Harvey 1390 LLC v Bodenheim
Published by New York State Law Reporting Bureau pursuant to Judiciary Law § 431.
This opinion is uncorrected and subject to revision before publication in the Official Reports.
Mazzarelli, J.P., Catterson, Moskowitz, Richter, Manzanet-Daniels, JJ.
Order of the Appellate Term of the Supreme Court, First Department, entered September 17, 2010, which, in a summary nonpayment proceeding, reversed an order of the Civil Court, New York County (Arlene H. Hahn, J.), entered on or about March 9, 2010, granting respondent-appellant tenant's motion to vacate the judgment to the extent of staying execution of a warrant of eviction for 15 days, unanimously reversed, on the law, without costs, and the Civil Court order reinstated to the extent of staying execution of the warrant of eviction for 15 days from service upon petitioners-respondents of a copy of this order, to permit payment of any outstanding arrears.
Although enforcement of stipulations of settlement is favored (Chelsea 19 Assocs. v James, 67 AD3d 601, 602 ), a court always retains the power to vacate a warrant of eviction prior to its execution for "good cause shown" (RPAPL 749; see Matter of Brusco v Braun, 84 NY2d 674, 682 ; 102-116 Eighth Ave. Assoc. v Oyola, 299 AD2d 296 ; Parkchester Apts. Co. v Scott, 271 AD2d 273, 273-274 ). In fact, the court is permitted, in appropriate circumstances, to vacate a warrant of eviction and return a tenant to possession even after the warrant has been executed (Matter of Brusco, 84 NY2d at 682). A determination as to whether good cause exists is entrusted to the sound discretion of the court upon review of the particular facts and circumstances presented (see 102-116 Eighth Ave. Assoc., 299 AD2d at 296).

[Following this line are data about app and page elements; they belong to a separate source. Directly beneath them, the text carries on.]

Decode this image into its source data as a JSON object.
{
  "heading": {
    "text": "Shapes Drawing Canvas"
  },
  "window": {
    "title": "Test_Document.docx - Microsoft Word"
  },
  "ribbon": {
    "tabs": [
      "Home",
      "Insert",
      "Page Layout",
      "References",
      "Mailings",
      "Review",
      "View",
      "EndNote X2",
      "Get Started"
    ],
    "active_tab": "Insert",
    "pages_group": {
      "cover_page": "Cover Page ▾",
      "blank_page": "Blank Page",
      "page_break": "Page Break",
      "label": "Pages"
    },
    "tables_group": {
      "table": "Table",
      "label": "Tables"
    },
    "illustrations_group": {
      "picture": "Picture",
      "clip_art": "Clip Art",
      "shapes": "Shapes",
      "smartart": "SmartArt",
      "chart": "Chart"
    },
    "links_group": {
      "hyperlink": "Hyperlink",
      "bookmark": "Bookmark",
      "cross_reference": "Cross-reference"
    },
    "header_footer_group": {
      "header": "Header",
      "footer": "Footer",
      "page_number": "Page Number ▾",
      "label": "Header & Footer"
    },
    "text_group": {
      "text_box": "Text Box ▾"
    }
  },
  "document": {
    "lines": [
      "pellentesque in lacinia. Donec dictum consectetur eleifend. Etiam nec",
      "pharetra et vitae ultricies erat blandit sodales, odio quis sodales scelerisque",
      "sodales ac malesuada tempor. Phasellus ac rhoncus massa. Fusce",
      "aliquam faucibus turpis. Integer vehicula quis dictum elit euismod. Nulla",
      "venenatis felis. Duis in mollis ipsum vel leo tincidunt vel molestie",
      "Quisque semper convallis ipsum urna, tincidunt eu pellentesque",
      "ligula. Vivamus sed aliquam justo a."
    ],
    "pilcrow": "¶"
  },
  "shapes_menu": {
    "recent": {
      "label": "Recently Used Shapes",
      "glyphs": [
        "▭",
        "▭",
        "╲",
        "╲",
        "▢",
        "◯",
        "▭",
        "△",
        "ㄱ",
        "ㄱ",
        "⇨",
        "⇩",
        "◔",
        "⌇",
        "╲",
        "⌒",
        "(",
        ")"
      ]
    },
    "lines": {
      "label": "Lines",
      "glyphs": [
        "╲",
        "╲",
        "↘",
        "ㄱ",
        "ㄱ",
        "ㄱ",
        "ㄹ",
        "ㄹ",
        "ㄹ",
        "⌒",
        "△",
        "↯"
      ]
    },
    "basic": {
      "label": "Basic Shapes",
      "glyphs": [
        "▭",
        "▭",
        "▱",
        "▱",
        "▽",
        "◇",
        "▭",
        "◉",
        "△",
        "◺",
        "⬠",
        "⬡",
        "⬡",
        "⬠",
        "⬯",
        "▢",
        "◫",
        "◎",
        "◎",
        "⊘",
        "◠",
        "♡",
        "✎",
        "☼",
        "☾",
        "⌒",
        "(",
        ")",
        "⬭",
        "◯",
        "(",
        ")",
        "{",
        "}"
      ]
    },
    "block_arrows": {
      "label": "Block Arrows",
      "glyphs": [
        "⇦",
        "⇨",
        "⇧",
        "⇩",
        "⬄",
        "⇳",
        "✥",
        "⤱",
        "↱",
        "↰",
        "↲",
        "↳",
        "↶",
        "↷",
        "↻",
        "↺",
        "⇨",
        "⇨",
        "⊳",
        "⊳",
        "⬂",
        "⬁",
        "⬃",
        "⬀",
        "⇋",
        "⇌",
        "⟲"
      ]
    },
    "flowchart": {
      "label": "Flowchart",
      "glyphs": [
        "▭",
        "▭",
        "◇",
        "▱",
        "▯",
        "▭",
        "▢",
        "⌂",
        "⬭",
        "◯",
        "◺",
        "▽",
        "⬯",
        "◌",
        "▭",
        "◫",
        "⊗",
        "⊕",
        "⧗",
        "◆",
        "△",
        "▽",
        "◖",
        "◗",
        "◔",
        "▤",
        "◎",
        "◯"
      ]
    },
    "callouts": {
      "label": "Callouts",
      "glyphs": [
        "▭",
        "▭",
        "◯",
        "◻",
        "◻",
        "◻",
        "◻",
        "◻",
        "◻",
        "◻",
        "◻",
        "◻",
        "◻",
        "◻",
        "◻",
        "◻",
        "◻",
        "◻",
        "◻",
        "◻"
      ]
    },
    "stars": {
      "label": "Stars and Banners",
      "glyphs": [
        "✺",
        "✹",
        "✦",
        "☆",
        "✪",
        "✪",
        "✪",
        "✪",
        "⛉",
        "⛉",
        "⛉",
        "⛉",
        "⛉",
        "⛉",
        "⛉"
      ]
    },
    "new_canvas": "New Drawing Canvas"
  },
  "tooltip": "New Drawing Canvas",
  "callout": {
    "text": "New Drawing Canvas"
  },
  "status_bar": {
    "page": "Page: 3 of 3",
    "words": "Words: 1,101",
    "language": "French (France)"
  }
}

We find that Civil Court did not abuse its discretion in finding good cause to stay the execution of the warrant for a short period to allow this longtime rent-stabilized tenant to pay his remaining arrears. The tenant demonstrated that he approached charities and agencies to obtain assistance, tendered almost all of the payment due, and showed that he would soon receive enough charitable assistance to satisfy the arrears (see Parkchester Apts., 271 AD2d at 273-274 [court properly exercised its discretion to vacate a warrant of eviction where, inter alia, the tenant had made appreciable payments and included with his motion payment exceeding the arrears due]).

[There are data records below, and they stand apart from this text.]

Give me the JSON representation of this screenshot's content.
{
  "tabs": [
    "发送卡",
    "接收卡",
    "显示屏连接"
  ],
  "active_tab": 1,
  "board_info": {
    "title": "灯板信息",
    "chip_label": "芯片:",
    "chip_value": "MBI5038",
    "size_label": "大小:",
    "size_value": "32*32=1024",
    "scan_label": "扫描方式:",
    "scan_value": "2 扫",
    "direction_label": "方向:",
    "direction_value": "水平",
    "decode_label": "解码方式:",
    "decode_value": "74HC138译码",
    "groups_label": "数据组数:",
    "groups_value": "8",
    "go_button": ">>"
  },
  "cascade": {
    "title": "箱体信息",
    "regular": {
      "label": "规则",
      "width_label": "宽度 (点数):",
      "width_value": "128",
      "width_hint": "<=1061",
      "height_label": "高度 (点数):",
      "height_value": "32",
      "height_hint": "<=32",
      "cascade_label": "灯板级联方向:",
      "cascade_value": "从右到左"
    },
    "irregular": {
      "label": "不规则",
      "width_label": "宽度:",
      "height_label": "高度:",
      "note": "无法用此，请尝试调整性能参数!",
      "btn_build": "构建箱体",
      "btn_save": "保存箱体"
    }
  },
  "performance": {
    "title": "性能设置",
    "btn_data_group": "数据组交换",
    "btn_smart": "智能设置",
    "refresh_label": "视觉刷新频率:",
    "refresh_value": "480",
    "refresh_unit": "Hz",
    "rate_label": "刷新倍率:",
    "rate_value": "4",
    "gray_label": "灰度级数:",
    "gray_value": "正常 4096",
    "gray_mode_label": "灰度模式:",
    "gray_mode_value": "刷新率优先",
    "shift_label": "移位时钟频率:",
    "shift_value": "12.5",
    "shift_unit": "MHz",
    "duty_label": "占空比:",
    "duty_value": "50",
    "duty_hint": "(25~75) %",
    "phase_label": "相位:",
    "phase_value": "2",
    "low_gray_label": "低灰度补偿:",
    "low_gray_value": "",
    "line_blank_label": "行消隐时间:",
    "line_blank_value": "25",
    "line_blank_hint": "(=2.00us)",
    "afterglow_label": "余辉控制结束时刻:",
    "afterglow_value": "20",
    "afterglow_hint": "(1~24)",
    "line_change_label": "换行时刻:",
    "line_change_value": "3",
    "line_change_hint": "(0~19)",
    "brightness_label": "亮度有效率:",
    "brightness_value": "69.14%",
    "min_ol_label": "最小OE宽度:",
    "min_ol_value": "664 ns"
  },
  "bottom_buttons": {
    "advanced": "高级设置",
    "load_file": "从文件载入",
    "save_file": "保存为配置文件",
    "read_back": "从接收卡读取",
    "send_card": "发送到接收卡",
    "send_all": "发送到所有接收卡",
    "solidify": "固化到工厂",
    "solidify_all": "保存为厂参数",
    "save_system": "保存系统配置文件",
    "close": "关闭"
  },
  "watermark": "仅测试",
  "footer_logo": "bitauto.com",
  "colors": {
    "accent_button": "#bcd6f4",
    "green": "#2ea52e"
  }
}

Contrary to petitioners' view, our decision in Chelsea 19 (67 AD3d 601) does not require a different result. In that case, we declined to vacate a default judgment and warrant of eviction for a tenant who had a history of "extensive and unexplained rent defaults" (21 Misc 3d 129[A], 2008 NY Slip Op 52013[U] [App Term 2008], affd 67 AD3d 601 ), and failed to appear in opposition to the landlord's motion for issuance of a warrant of eviction. When the tenant subsequently sought to vacate the judgment, he provided no "excuse whatsoever" (id.), let alone a reasonable excuse, for his default. Moreover, he failed to pay the amounts due under the stipulation of settlement, as well as subsequently accruing rent arrears, for more than six months, at which time he made full payment. Under those circumstances, the Chelsea 19 tenant's "claimed difficulty in obtaining funds," standing alone, did not provide good cause to vacate the warrant (67 AD3d at 602).

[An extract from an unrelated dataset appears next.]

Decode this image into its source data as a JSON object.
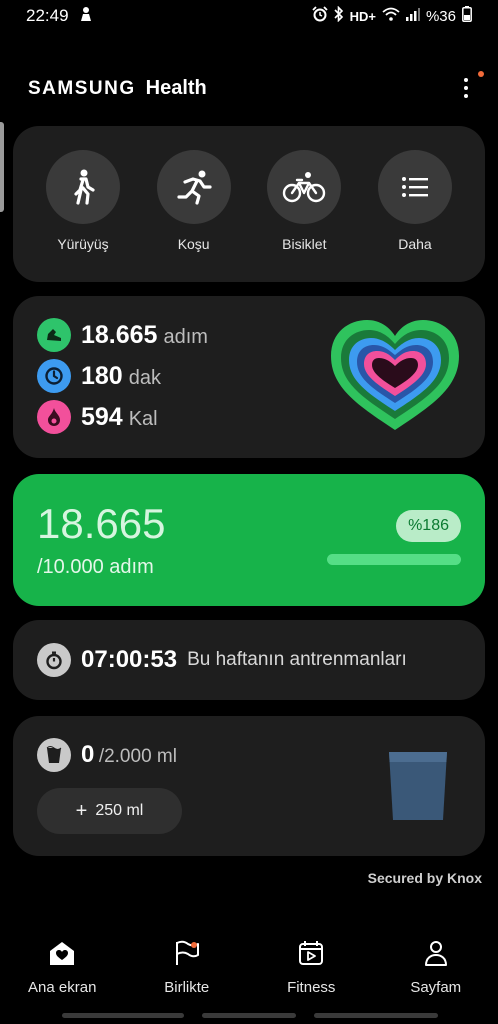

Here, the tenant did not sit idly by or fail to appear, resulting in entry of judgment by default. Instead, he made partial payments, engaged in good faith efforts to secure emergency rental assistance to cover the arrears and, at the time Civil Court stayed execution of the warrant, owed less than a month's rent, which was forthcoming from a charity (see Bushwick Props., LLC v Wright, 34 Misc 3d 135[A], 2011 NY Slip Op 52389[U], *1-2 [App Term 2011] [warrant stayed where the tenant diligently applied to organizations for the arrears and belatedly received a commitment letter for the full amount of the arrears]).
We note that nothing in Chelsea 19 abrogates a court's authority, in the exercise of its discretion, to vacate a warrant of eviction based on a showing of good cause. Nor does the case stand for the proposition that a court may never consider a tenant's difficulty in obtaining funds when determining, under all the circumstances, whether good cause exists to stay an eviction warrant. These cases involve fact-sensitive inquiries, and must be decided after review of all the circumstances, including the extent of the delay, the length and nature of the tenancy, the amount of the default and the particular tenant's history, as well as a balancing of the equities of the parties (see Parkchester Apts. Co. v Heim, 158 Misc 2d 982, 983-984 [App Term 1993]).
M-1880 - Harvey 1390 LLC, et al., v Bodenheim,
Leave to file amicus curiae brief denied.
THIS CONSTITUTES THE DECISION AND ORDER OF THE SUPREME COURT, APPELLATE ...